Eventually, you will have to apply Materials to your objects - and these are a crucial part of 3D rendering. Of the various attributes, the primary four are as follows: color (sometimes referred to as ‘diffuse’) - this is the base color of the object if it had no reflectivity or transparency. Simple enough. Then there is bump: is the texture smooth, or does it have a bump to it? Lastly, reflection and refraction. How reflective is the material? Is the reflection clear (like a mirror) or blurry, like shiny leather? Does the reflection change depending on the angle at which you are looking at an object?
Many materials which seem to have no reflection or a blurry reflection when viewed head-on can be as reflective as a mirror when held at an acute angle. Hold a credit card right up to your computer screen - to these very words, and you’ll see that if you angle it right, you can read these words upside down like a mirror. Refraction is how well light and visibility passes through it - like reflection; you can modify the amount, the clarity, as well as other aspects.
Texture creation will also require a high degree of comfort in Photoshop, as will the post-production of your images. Learning how to edit and clean up the images that feed into your textures, called maps, will also become essential to your workflow. Many complex textures might be available online for you to add directly to your scene. For example:
Lastly - there is lighting, scene set up, and cameras. It’s the most straightforward part but perhaps the most difficult to master. That’s partly because it’s not about 3ds Max - it’s about your own understanding of lighting, cameras, and composition. If you want to make beautiful interior architectural rendering- take a minute to study your favorite architectural interior photographs. What are the light sources? Is there direct sun or not? Is the light source behind the camera, above, or to the side?
As I stated at the beginning - this is a craft that one learns by doing, over and over. It is also not something that one ever really masters - and I mean that in a good way - because the good 3D artists are always learning. Below is a rendering I did while doing TyFlow tutorials just this year, where I learned a new way to use physics simulators to let the limes fall randomly into a bowl and onto the table:

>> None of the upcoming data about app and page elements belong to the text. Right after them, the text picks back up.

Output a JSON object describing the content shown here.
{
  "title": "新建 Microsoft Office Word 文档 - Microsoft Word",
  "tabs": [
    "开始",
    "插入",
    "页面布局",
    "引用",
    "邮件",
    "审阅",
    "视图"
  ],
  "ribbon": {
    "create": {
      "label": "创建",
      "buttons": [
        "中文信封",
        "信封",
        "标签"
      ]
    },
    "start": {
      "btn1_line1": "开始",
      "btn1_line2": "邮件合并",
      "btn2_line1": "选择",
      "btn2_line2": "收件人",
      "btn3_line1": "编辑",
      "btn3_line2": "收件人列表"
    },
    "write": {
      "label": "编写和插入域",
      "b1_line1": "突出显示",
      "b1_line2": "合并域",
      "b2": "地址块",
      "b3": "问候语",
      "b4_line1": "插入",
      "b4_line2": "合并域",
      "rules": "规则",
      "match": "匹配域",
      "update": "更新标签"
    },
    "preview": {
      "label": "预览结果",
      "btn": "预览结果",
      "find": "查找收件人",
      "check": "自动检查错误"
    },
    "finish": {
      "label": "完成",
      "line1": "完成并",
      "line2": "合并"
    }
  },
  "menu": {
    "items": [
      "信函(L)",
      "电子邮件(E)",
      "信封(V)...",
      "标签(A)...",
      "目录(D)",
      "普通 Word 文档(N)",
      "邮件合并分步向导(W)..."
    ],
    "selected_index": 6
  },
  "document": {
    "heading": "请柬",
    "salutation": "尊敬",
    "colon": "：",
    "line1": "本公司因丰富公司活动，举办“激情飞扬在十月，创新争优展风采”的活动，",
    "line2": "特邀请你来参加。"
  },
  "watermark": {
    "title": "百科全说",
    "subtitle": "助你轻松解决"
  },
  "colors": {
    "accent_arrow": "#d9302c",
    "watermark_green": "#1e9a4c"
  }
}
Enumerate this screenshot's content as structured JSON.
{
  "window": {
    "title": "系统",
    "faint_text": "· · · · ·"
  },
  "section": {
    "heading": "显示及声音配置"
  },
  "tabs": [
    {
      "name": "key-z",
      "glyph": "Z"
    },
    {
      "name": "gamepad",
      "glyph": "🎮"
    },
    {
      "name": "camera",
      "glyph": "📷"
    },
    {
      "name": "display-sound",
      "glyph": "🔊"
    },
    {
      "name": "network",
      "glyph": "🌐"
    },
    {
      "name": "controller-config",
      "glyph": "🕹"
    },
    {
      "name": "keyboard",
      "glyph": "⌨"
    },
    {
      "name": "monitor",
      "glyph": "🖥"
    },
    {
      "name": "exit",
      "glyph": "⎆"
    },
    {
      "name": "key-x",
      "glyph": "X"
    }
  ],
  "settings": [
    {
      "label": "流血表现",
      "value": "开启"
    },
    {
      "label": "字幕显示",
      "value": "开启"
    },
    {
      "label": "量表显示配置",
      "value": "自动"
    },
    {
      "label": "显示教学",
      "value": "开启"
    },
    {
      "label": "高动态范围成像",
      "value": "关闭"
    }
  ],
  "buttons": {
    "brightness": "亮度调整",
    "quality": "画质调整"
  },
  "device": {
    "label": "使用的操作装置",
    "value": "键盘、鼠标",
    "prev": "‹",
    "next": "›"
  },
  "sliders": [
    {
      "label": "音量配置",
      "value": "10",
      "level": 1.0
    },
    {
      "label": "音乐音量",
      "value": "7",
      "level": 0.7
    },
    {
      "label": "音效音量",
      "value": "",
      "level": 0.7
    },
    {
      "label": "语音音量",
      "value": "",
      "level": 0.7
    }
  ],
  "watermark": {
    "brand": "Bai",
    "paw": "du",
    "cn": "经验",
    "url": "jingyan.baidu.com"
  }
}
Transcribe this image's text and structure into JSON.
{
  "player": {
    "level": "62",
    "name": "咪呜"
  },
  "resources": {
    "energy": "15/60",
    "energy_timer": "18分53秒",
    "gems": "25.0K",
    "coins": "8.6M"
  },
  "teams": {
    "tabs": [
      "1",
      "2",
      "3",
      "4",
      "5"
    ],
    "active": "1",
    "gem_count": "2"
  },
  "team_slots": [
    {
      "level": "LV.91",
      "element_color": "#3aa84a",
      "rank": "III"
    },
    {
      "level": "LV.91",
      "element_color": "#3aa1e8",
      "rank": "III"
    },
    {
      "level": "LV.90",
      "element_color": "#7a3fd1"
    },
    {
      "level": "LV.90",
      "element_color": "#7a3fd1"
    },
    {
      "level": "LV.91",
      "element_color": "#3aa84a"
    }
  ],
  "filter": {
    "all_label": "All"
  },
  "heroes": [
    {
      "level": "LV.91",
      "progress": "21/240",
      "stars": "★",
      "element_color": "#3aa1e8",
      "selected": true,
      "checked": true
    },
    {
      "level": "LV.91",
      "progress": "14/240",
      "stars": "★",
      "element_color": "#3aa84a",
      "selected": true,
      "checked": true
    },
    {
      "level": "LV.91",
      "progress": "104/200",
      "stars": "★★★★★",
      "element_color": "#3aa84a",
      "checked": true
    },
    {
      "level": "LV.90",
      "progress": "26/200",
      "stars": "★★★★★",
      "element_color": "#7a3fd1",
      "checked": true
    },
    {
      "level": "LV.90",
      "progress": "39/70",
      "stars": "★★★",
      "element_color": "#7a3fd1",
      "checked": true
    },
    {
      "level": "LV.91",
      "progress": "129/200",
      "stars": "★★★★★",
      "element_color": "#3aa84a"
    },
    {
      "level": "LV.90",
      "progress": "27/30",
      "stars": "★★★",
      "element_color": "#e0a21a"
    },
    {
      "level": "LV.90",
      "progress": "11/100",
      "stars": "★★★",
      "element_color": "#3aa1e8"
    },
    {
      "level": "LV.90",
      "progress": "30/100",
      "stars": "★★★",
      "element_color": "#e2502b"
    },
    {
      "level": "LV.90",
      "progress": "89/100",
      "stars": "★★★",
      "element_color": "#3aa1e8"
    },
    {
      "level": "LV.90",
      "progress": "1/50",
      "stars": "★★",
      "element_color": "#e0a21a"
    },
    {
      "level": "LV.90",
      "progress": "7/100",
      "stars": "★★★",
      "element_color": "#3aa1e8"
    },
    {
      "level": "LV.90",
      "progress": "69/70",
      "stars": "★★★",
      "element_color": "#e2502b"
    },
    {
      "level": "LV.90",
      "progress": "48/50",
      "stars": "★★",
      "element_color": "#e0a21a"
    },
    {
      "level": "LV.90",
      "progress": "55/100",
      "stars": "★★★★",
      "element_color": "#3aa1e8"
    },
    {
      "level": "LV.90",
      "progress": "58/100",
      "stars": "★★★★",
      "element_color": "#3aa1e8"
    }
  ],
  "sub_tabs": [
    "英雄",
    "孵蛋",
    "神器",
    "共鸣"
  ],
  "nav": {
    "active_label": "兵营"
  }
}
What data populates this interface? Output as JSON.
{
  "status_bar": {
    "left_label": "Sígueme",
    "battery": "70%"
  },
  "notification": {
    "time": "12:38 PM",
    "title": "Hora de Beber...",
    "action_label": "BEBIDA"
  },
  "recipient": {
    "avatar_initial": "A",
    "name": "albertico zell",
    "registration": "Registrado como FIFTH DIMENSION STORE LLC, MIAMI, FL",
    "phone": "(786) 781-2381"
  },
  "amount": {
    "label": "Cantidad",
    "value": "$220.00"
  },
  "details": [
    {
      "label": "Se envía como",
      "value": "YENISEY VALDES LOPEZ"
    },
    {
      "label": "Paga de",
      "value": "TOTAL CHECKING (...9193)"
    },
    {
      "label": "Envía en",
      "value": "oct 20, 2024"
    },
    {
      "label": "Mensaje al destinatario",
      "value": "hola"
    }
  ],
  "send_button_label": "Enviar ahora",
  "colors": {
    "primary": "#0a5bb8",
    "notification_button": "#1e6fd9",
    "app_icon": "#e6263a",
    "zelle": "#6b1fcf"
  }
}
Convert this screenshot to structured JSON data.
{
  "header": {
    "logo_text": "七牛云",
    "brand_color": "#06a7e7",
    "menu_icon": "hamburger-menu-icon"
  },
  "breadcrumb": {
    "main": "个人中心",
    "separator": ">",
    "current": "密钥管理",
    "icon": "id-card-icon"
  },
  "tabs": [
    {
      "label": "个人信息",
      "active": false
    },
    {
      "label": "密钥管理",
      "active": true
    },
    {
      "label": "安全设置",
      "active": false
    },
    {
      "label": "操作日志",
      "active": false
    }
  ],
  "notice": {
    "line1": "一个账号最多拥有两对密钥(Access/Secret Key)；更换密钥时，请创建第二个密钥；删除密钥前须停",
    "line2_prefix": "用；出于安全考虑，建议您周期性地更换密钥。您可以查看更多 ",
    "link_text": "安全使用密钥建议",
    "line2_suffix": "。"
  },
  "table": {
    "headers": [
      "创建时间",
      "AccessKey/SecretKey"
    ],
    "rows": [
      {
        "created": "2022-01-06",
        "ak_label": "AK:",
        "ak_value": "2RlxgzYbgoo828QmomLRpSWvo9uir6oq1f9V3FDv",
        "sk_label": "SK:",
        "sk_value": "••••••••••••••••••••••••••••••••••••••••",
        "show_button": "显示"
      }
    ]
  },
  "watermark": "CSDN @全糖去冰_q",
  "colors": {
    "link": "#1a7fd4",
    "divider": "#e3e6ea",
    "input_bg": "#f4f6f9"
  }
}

My personal journey might be different from yours. I wanted specifically to learn how to create photo-realistic 3D renderings of architecture, primarily interiors. I found tutorials that set up interior scenes and followed along. Some were good, some not so good. I studied my own favorite interior architectural photographs, and I recreated them as best I could. This is something I’d recommend to everyone. You get to learn 3ds Max while simultaneously building a solid portfolio - and best of all, it will be a portfolio of images in the style and vibe you love best!
Those first images that I recreated painfully, with frustration and difficulty… those images alone, got me my first rendering job at a firm that I admired. It wasn’t a coincidence - the firm’s work would have fit right into my portfolio - just as the work I showed them would fit right into theirs. Here are a few of them… from 2007! Don’t judge me too harshly; my taste and ability have grown considerably in the past 15 years:
Good luck, thanks for reading, and have fun!
Far North 3D